I was talking with Pat at Tiger Tool recently about whether or not a dirty air filter will actually reduce your fuel mileage. Traditionally, a clogged air filter is thought to rob your engine of not only power but MPGs. But is this theory based on outdated, carburetor technology? Here's how Pat summed it up. It's a little technical for the layman but I'd love to hear what people think:

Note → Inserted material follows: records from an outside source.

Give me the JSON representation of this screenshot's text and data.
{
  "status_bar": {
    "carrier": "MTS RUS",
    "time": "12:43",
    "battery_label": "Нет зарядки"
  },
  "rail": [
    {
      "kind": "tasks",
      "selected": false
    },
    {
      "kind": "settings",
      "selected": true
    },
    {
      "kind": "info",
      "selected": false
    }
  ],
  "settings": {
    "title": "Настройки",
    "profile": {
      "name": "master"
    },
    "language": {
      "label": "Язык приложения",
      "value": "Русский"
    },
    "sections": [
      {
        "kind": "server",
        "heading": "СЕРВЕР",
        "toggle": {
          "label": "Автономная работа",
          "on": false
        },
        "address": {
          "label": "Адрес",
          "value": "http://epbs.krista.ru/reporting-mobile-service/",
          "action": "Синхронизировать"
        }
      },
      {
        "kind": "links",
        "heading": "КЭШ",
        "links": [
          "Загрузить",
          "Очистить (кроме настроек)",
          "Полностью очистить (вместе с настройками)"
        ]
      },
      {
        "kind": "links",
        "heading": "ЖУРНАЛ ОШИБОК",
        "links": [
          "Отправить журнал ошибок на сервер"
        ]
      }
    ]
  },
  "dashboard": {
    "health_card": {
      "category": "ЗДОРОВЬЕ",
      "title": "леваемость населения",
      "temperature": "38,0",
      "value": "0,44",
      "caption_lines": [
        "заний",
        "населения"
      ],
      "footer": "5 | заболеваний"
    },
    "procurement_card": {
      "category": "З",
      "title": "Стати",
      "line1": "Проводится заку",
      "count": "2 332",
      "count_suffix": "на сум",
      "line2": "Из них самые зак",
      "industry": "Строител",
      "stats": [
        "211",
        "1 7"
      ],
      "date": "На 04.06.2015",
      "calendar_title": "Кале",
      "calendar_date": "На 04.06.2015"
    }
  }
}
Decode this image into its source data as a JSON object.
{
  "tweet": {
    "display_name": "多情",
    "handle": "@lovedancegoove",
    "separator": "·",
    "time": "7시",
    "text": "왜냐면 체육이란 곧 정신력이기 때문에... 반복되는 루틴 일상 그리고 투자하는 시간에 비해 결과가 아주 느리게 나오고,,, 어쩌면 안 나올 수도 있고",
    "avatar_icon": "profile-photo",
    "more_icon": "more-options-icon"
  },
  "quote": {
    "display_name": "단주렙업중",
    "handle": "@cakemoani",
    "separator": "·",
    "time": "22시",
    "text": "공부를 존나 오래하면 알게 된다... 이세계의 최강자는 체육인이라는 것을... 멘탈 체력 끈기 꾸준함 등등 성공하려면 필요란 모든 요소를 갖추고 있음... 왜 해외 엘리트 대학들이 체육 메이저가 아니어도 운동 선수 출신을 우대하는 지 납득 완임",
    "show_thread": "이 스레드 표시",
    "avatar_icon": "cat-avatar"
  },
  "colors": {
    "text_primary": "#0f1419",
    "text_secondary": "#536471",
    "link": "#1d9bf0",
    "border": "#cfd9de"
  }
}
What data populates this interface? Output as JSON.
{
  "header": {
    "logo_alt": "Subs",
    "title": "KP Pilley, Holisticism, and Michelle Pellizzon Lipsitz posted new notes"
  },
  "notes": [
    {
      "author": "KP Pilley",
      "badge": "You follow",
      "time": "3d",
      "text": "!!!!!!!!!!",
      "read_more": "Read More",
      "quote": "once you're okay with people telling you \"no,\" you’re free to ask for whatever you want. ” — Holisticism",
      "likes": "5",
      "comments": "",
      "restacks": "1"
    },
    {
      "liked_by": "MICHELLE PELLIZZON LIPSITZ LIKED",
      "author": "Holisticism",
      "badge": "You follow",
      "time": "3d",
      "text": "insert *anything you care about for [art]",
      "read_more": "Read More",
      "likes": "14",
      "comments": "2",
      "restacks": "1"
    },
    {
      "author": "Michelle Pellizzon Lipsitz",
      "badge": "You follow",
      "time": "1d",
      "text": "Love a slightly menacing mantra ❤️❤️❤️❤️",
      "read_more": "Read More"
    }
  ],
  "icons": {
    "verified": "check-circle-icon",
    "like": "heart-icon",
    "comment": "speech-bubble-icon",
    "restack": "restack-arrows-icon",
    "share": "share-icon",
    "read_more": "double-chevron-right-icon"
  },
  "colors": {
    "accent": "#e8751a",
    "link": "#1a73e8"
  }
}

A MAP based fuel injection system measures manifold pressure to estimate the amount of fuel required by referring to a reference table, doing a few calcs and then adjusting the injector pulse width. The main restriction is the throttle plate downstream of the air filter. Add in the effects of the closed loop system and I can't see why a dirty air filter would reduce fuel economy. I do know that power would be decreased. Also if the program went to open loop or other power mode at reduced vacuum then you would see reduced mileage. I think the whole dirty air filter mileage is a hold over from the carb days where a change in differential pressure across the venture caused a dramatic change in mixture ratio.
Even more so in any system that actually measures air flow through the use of a flap, hot wire or?. The actual air flow is measured and thus upstream changes should have no effect on fuel mileage.
So can we still state blindly that dirty air filters reduce fuel mileage!
Well put, Pat! But I'm sure there is still debate out there. Let's hear it!